This summer, Utopian Slumps is rugging up. The concept for their final show of the year is quite a unique one: In the Gardens presents hand-woven rugs made in Tibet, designed by a bastion of local and international artists, including its Melbourne-based curator Misha Hollenbach.
The selected artists share an appreciation for a bold economy of line, which translates especially well in the weaving process. Take California's Barry McGee, a cult figure among street artists whose work draws inspiration from contemporary urban culture. His printmaking and painterly practice is recognised for its use of punchy typography and bright colours. Also included is Chris Johanson's comical and ultra bright aesthetic. Having built his craft painting skateboards and houses, he too is part of the same American west coast Mission School as McGee. Keegan McHargue is also deeply steeped in graffiti culture and his fetishistic, pop-inspired work mutates into strange fantasy worlds, which are even more intriguing for its unusual medium.
Also included is Japanese artist Misaki Kawai, who is famous for reconfiguring cheap materials into installations of quirky and anthropomorphic caricatures. Her much-loved naïve, illustrative style becomes abstracted on carpet, pointing to a kind of primal, almost ancient design. Her Japanese counterpart, UK-based artist Christian Hidaka, offers an aesthetic that borrows from Western and Japanese traditions of landscape painting, executed in a technicolour palette.
Locally, Misha Hollenbach, as well as Constanze Zikos, present designs that merge the contemporary with old-school principles. Hollenbach's instinctive approach ensures the production of quasi-surreal and cartoonish imagery, the potential meanings of which are as curiously engaging as Zikos's monochrome design. The resulting works expose a new way of appreciating the artists and each of their practices. It’s a show that clearly weaves in more than just thread.
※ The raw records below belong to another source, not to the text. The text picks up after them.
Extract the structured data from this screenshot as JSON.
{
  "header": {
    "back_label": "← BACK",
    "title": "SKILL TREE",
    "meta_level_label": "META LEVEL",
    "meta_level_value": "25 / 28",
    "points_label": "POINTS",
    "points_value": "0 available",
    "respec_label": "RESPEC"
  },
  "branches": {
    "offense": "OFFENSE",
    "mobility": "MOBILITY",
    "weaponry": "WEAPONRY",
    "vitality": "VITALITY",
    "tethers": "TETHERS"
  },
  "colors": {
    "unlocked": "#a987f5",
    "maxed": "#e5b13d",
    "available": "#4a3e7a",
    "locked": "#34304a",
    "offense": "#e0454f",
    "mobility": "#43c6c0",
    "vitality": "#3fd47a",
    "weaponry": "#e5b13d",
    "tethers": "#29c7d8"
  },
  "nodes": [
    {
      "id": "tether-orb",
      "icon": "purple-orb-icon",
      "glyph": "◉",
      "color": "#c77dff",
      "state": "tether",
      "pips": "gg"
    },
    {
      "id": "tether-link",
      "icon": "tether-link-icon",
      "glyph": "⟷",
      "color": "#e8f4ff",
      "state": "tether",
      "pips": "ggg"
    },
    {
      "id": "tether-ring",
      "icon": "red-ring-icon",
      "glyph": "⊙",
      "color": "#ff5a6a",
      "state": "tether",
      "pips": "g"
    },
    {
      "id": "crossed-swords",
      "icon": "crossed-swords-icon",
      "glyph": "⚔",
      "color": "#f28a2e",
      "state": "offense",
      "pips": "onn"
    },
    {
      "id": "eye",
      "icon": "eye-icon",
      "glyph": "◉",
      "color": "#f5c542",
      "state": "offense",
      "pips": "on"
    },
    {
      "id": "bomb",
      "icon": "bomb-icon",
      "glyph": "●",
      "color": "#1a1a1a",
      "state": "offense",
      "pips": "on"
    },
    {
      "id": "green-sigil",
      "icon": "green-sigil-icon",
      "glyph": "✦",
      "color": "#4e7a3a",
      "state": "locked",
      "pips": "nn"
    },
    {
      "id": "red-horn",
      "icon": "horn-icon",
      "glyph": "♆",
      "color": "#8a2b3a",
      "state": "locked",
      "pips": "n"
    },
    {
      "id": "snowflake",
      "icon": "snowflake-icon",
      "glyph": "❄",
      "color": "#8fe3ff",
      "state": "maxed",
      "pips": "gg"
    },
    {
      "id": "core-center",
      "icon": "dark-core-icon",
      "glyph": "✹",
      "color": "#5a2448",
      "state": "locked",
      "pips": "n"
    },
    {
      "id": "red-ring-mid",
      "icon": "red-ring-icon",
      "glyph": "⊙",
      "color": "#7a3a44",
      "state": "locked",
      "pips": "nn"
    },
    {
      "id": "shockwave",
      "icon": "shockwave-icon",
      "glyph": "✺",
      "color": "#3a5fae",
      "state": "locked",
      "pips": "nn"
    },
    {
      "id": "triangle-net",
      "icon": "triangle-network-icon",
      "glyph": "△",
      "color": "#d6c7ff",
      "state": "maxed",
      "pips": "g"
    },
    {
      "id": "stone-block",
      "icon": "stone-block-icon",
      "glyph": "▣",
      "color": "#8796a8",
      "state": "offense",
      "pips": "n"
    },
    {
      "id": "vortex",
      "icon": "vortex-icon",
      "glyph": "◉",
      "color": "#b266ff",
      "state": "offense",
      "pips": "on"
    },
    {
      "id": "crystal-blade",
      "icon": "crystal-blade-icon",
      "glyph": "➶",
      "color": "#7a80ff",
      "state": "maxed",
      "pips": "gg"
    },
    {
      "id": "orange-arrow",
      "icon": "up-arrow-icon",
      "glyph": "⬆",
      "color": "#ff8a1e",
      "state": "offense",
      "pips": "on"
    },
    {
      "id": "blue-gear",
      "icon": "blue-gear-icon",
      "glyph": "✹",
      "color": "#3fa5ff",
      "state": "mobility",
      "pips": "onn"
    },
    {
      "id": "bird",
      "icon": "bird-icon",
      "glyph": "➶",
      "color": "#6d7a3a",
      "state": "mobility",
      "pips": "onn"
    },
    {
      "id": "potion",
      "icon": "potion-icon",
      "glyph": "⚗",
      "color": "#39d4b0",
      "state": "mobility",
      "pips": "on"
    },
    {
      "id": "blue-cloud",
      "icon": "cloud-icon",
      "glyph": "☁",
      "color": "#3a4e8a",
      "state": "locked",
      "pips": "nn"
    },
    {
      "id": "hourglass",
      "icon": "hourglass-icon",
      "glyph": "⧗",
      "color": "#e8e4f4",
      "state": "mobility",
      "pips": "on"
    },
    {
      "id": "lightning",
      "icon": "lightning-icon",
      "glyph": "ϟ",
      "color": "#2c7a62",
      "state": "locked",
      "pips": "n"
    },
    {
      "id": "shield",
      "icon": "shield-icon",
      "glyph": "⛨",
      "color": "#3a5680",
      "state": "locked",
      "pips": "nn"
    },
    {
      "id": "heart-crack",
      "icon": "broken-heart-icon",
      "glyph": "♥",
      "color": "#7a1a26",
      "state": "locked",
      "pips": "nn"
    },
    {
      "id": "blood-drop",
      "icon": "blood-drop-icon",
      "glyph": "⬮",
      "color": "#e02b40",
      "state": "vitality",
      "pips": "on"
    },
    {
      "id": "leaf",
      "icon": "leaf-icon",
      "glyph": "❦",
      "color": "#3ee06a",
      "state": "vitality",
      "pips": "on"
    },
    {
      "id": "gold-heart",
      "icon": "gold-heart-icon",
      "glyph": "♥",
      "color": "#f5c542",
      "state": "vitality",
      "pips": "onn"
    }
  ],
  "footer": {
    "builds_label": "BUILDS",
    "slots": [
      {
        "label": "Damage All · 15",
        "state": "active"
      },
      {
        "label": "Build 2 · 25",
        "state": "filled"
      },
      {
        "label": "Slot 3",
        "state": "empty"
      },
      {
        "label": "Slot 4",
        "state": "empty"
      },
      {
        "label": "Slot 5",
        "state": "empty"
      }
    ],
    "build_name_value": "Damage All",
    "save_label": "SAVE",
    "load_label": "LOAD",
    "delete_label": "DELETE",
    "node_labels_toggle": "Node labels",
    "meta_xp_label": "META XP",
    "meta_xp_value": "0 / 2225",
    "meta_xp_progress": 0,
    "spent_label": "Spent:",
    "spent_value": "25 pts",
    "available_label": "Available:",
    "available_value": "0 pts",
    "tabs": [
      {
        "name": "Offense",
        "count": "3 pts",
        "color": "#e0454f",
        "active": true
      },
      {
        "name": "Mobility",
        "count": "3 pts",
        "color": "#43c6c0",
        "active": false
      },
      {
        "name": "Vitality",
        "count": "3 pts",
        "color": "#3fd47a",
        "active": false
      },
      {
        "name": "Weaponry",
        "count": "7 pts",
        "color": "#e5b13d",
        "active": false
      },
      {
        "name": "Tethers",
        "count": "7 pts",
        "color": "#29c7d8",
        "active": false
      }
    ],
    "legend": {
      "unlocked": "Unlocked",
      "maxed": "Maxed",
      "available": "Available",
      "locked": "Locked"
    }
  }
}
In the Garden, curated by Misha Hollenbach, shows at Utopian Slumps from December 8 to 24 December.